Source data:
^^^^
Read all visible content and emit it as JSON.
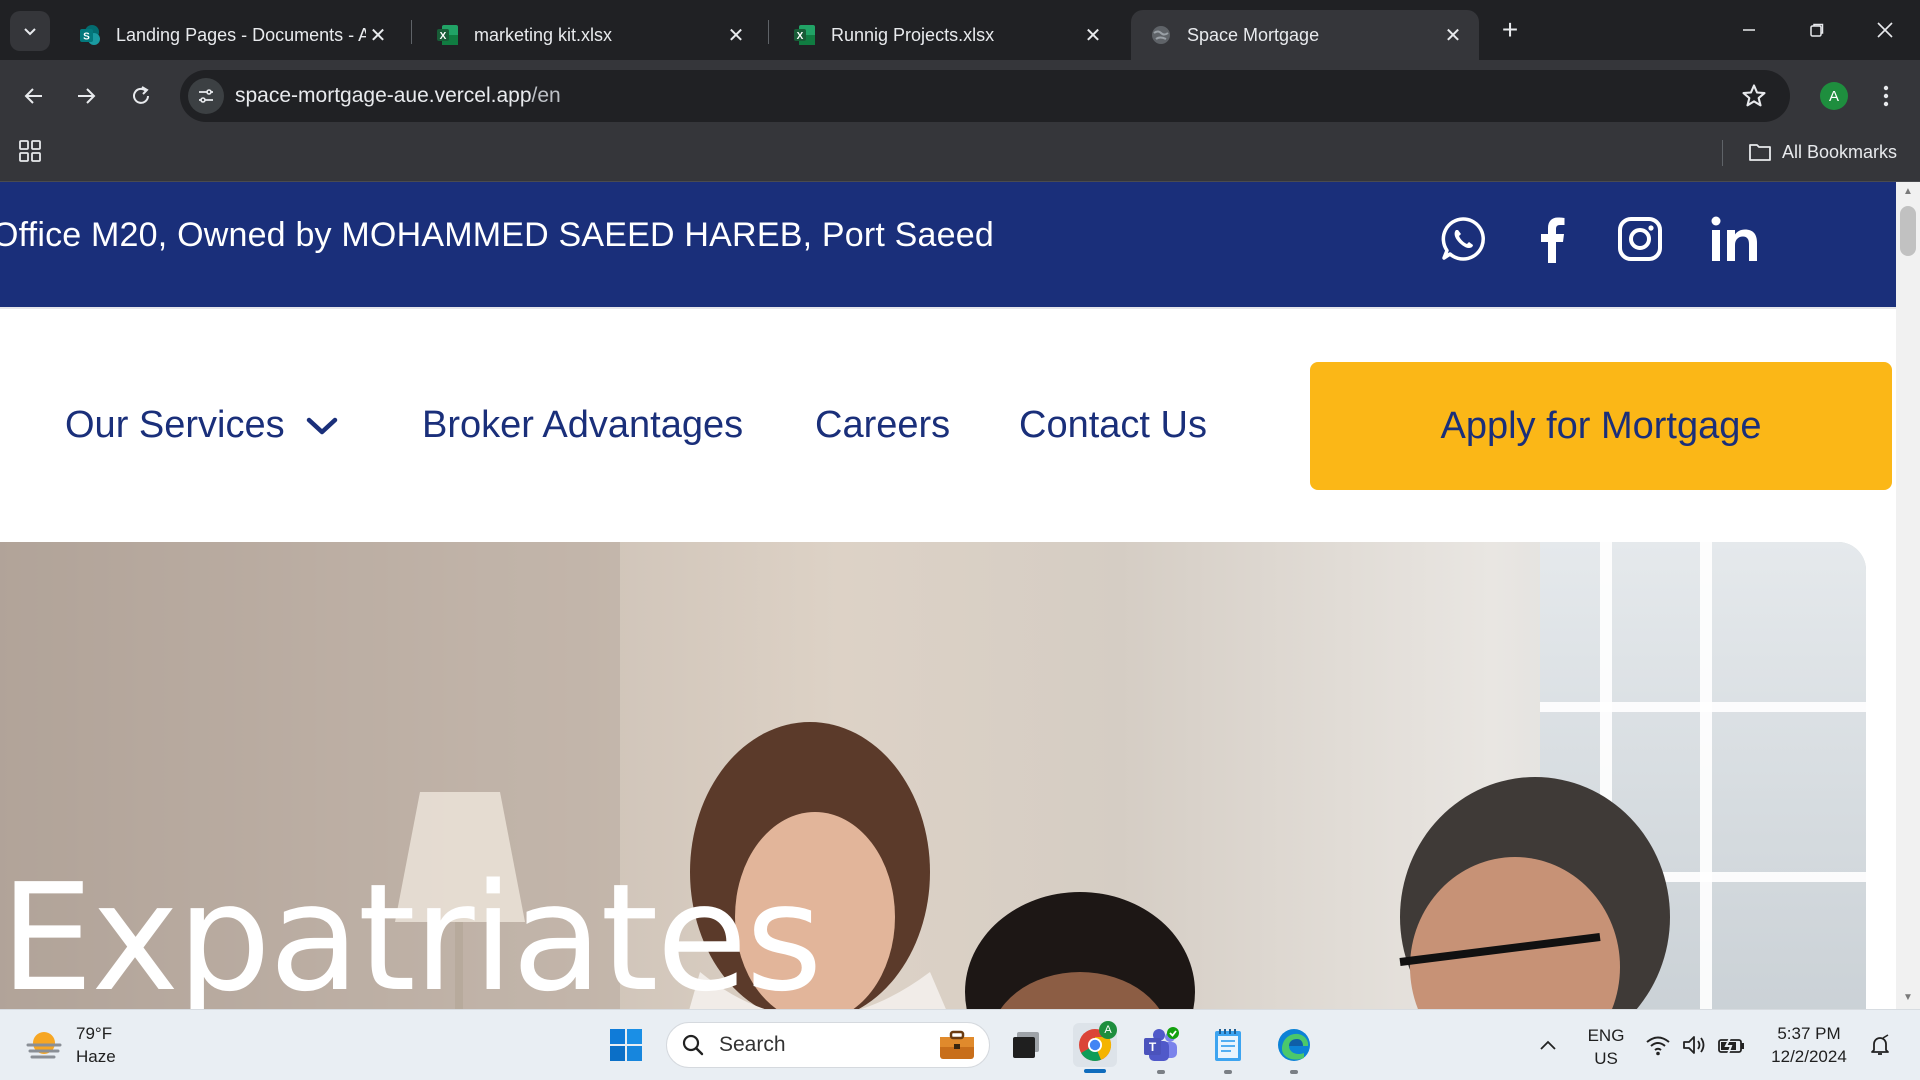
{
  "browser": {
    "tabs": [
      {
        "title": "Landing Pages - Documents - A",
        "icon": "sharepoint-icon"
      },
      {
        "title": "marketing kit.xlsx",
        "icon": "excel-icon"
      },
      {
        "title": "Runnig Projects.xlsx",
        "icon": "excel-icon"
      },
      {
        "title": "Space Mortgage",
        "icon": "globe-icon",
        "active": true
      }
    ],
    "url_host": "space-mortgage-aue.vercel.app",
    "url_path": "/en",
    "profile_initial": "A",
    "bookmarks_label": "All Bookmarks"
  },
  "site": {
    "colors": {
      "primary": "#1a2f7a",
      "accent": "#fbb717"
    },
    "topbar_address": "Office M20, Owned by MOHAMMED SAEED HAREB, Port Saeed",
    "social": [
      "whatsapp-icon",
      "facebook-icon",
      "instagram-icon",
      "linkedin-icon"
    ],
    "nav": {
      "services": "Our Services",
      "broker": "Broker Advantages",
      "careers": "Careers",
      "contact": "Contact Us",
      "apply": "Apply for Mortgage"
    },
    "hero_title": "Expatriates"
  },
  "taskbar": {
    "weather_temp": "79°F",
    "weather_desc": "Haze",
    "search_label": "Search",
    "lang_line1": "ENG",
    "lang_line2": "US",
    "time": "5:37 PM",
    "date": "12/2/2024"
  }
}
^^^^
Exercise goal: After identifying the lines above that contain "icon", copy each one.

Solved problem:
        "icon": "sharepoint-icon"
        "icon": "excel-icon"
        "icon": "excel-icon"
        "icon": "globe-icon",
      "whatsapp-icon",
      "facebook-icon",
      "instagram-icon",
      "linkedin-icon"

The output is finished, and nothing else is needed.